- Your lender: Some lenders simply charge more than others.
- Your term length: The longer your term length, the higher your interest rate (generally).
- Used vs. new car: Loans used to buy new cars tend to carry lower interest rates than those on loans used to buy used cars.
How Can I Calculate My Car Payment?
Your monthly car payment is calculated by dividing the total paid over the life of the loan by the number of months in your loan. For example, if you finance $20,000 to purchase a car, and you pay $5,000 in interest (for a total loan cost of $25,000) over the course of a five-year loan, your monthly payment would be $416.67 ($25,000 divided by 60 months).

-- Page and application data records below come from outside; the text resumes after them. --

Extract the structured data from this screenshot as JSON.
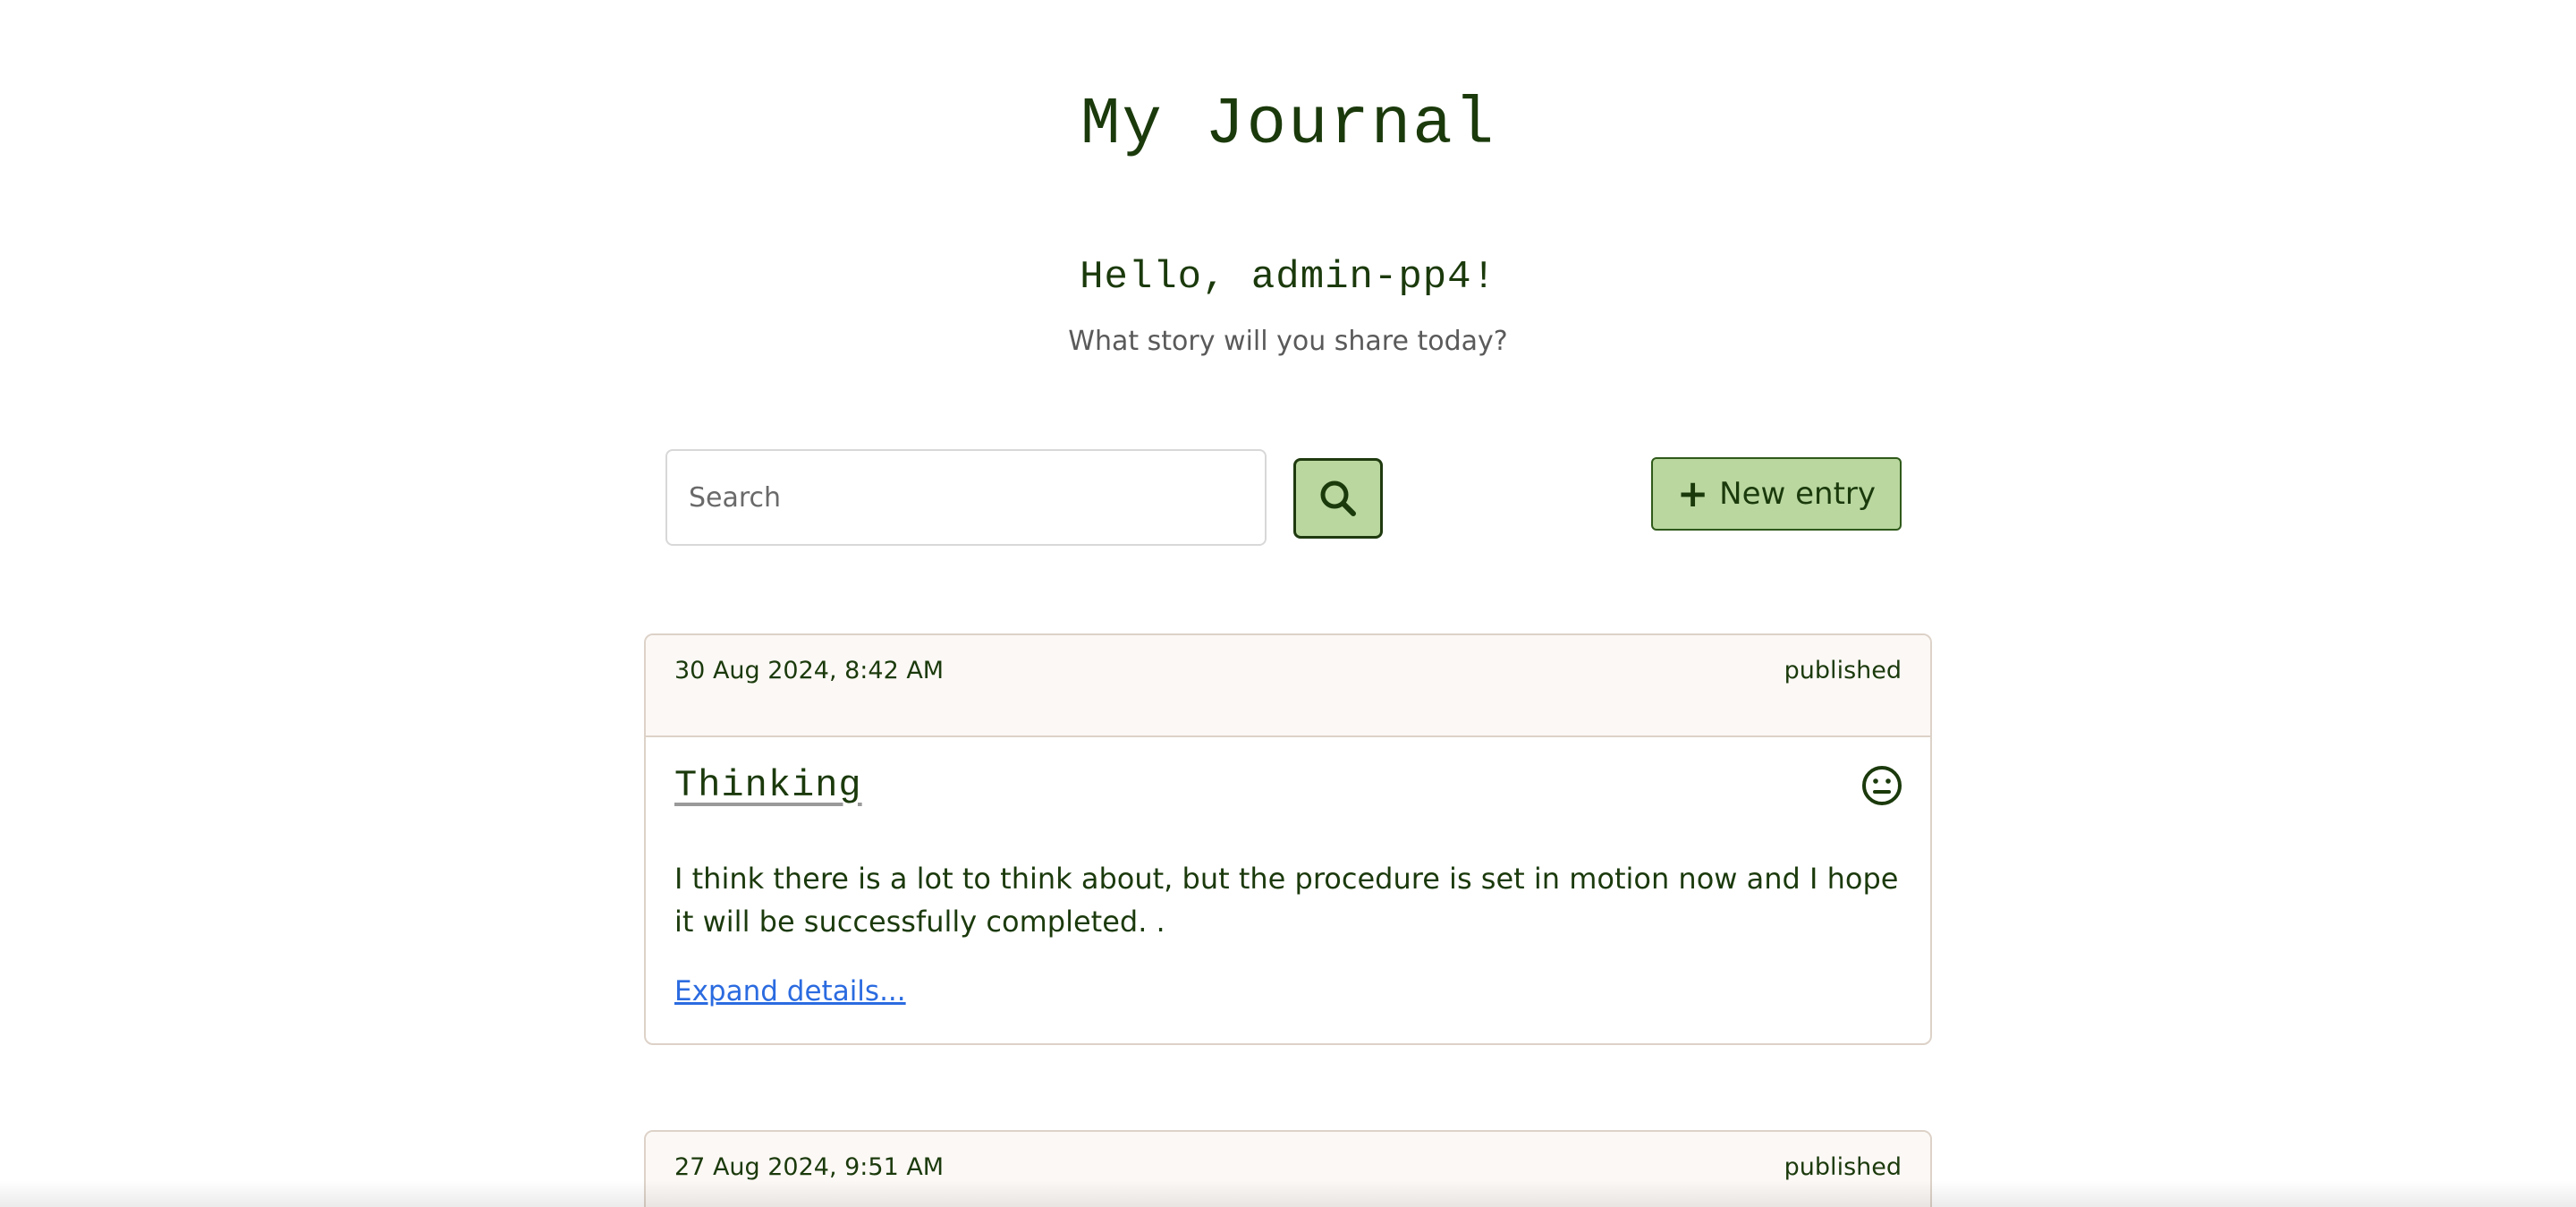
{
  "header": {
    "title": "My Journal",
    "greeting": "Hello, admin-pp4!",
    "subtitle": "What story will you share today?"
  },
  "search": {
    "placeholder": "Search",
    "value": "",
    "button_icon": "search-icon"
  },
  "actions": {
    "new_entry_label": "New entry",
    "new_entry_icon": "plus-icon"
  },
  "entries": [
    {
      "date": "30 Aug 2024, 8:42 AM",
      "status": "published",
      "title": "Thinking",
      "mood_icon": "neutral-face-icon",
      "excerpt": "I think there is a lot to think about, but the procedure is set in motion now and I hope it will be successfully completed. .",
      "expand_label": "Expand details..."
    },
    {
      "date": "27 Aug 2024, 9:51 AM",
      "status": "published"
    }
  ],
  "colors": {
    "primary_text": "#1b3a0c",
    "button_bg": "#b9d79f",
    "card_header_bg": "#fcf8f5",
    "link": "#2b6be0"
  }
}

Where Can I Get a Car Loan?
There are many places you can get a car loan.
- Buy-here-pay-here dealerships: These dealerships actually lend the money themselves. They come with very high rates, and are typically marketed toward customers with poorer credit.
- Dealerships: Not to be confused with those above, more reputable dealerships often work with partner lenders who actually lend the money.
- Credit unions: Most credit unions offer auto loans, although you need to meet membership criteria in order to join.
- Banks: Similarly, banks offer auto loans, and there are usually no membership requirements (although rates tend to be a bit higher than at credit unions).
- Online lenders: Some online lenders also offer auto loans.
Should I Use an Auto Loan Calculator?
Yes, it’s always a good idea to use an auto loan calculator before you start shopping. This lets you see how much you can reasonably afford, better prepares you to negotiate at a car lot or dealership, and helps you understand what's the best auto loan for you.
You can also play around with the numbers by changing the variables to see how they affect the monthly payment, total interest, and total paid. For example, try plugging in a shorter loan term to see if you can afford the payments, and if you’d pay less overall.
What Are the Most Common Term Lengths?
According to data from Experian, here is the percentage of people opting for different term lengths in Q2 of 2020:
- 49-60 months: 15.7%
- 61-72 months: 39.9%
- 73-84 months: 35.1%
- 85-96 months: 4.8%
Keep in mind that just because longer-term loan lengths are becoming more common (according to Experian), that doesn’t necessarily mean they’re a good idea. There are a lot of things to consider when choosing a long-term auto loan.
Using a car loan calculator is just one step in making a smart financing decision. Once you get a sense of how the loan works, it’s smart to get preapproved for an auto loan before you go to the car lot. This gives you far more negotiating power than theoretical numbers spit out by a calculator.